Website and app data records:
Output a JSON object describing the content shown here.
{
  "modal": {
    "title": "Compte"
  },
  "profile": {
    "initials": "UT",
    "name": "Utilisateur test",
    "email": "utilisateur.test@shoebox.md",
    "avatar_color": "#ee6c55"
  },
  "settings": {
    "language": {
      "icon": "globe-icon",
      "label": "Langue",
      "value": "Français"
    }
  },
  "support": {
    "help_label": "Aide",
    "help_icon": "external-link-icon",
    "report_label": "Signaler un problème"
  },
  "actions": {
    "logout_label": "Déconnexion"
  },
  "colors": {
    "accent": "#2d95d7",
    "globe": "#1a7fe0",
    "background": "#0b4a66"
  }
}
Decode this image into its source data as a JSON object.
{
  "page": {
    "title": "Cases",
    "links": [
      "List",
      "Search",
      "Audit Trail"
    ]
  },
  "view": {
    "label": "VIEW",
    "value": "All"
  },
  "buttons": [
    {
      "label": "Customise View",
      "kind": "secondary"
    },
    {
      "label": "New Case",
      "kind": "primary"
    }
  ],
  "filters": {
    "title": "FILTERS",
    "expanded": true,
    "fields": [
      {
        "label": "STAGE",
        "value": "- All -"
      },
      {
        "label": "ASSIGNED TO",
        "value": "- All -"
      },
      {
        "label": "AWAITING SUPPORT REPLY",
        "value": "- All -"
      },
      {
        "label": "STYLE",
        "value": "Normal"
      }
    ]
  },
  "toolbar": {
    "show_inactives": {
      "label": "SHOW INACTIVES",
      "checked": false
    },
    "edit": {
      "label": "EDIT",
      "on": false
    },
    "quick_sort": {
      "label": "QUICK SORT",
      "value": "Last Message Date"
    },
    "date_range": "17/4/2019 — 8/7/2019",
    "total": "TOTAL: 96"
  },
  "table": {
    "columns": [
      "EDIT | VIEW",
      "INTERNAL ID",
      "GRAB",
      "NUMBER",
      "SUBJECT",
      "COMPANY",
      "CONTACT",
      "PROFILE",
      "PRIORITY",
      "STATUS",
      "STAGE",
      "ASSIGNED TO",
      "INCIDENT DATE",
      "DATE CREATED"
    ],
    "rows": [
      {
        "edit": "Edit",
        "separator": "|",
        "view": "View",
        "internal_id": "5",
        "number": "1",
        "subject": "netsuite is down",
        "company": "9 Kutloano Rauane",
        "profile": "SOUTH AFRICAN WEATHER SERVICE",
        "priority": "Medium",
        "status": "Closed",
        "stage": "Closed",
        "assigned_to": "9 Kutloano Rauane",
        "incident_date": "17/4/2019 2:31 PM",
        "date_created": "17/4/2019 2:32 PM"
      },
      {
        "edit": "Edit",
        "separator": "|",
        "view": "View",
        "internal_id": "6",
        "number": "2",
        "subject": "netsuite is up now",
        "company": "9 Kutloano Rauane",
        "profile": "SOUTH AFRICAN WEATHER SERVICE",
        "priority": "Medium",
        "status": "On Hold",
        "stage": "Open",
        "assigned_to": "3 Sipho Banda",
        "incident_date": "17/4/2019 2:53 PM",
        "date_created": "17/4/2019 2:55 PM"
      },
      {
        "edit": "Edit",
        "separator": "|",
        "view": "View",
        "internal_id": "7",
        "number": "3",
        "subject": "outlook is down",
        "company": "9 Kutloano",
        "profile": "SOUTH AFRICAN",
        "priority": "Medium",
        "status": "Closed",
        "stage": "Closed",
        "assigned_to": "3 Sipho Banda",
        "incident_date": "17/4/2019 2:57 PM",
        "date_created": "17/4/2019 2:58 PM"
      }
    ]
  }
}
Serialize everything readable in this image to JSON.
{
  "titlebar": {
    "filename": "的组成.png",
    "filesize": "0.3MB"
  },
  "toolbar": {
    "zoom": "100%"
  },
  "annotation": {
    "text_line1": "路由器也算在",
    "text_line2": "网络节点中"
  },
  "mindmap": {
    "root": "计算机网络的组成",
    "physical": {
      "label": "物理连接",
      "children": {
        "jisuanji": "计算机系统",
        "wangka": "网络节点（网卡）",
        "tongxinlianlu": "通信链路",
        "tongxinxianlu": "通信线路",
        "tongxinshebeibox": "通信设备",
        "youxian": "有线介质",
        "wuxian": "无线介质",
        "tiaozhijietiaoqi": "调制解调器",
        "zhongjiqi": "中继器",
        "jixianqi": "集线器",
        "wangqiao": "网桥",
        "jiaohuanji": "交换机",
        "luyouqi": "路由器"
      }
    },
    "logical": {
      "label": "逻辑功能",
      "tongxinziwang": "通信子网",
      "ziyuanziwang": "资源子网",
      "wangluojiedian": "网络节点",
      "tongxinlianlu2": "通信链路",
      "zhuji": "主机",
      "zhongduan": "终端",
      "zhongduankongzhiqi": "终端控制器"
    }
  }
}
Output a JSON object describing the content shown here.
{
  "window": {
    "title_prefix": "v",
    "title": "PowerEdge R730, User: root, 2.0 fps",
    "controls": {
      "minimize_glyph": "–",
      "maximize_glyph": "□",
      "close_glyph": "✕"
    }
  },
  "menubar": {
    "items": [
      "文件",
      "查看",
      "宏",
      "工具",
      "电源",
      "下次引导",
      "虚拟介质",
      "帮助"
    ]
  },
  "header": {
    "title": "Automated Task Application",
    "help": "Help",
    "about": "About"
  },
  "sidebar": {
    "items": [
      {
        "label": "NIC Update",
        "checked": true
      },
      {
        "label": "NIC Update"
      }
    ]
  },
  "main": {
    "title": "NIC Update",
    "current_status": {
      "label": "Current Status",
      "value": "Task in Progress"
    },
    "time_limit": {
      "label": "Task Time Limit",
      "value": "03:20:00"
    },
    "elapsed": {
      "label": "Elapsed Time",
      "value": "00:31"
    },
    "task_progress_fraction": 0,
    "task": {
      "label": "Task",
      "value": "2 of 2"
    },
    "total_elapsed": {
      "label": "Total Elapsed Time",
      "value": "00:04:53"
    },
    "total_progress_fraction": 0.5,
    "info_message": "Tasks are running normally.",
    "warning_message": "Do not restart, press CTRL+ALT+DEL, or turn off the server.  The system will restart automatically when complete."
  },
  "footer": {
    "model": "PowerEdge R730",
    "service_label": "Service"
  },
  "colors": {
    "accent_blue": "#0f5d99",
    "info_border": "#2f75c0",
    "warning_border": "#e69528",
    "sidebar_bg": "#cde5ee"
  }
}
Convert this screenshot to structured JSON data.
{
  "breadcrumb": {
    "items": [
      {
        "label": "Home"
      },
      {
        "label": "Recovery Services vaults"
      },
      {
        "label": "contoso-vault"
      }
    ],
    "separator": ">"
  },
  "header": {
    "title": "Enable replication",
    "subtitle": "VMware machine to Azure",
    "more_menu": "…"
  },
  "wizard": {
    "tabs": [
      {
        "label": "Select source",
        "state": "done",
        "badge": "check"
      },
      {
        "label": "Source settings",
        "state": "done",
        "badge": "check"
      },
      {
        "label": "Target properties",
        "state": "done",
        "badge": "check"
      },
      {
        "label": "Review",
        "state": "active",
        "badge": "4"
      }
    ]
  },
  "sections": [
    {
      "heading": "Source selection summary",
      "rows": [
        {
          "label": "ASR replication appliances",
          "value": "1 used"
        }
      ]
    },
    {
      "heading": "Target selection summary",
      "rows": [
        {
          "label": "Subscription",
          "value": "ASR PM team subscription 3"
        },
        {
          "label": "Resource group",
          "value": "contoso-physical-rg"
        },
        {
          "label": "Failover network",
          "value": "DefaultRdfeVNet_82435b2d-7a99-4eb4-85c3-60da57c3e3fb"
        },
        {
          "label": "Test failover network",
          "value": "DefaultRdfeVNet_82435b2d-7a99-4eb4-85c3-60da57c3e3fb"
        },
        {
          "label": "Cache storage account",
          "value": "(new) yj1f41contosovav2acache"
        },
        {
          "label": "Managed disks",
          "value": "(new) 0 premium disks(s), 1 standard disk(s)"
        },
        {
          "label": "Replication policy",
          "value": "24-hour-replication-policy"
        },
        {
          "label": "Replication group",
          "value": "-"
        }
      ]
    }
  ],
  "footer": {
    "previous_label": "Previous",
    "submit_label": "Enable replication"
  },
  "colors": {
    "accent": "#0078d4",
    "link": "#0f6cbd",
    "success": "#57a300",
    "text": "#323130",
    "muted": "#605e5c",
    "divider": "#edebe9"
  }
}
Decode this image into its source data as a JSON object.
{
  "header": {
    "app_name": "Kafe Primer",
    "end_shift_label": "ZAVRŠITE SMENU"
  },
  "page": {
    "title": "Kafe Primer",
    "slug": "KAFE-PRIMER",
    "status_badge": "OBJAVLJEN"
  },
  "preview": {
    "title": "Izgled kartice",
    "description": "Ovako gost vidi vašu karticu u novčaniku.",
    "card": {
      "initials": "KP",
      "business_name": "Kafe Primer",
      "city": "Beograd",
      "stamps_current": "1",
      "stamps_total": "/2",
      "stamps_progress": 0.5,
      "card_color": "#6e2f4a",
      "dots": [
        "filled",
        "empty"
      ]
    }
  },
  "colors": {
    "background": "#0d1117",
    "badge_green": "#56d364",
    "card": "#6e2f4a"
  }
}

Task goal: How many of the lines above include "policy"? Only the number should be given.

Result: 2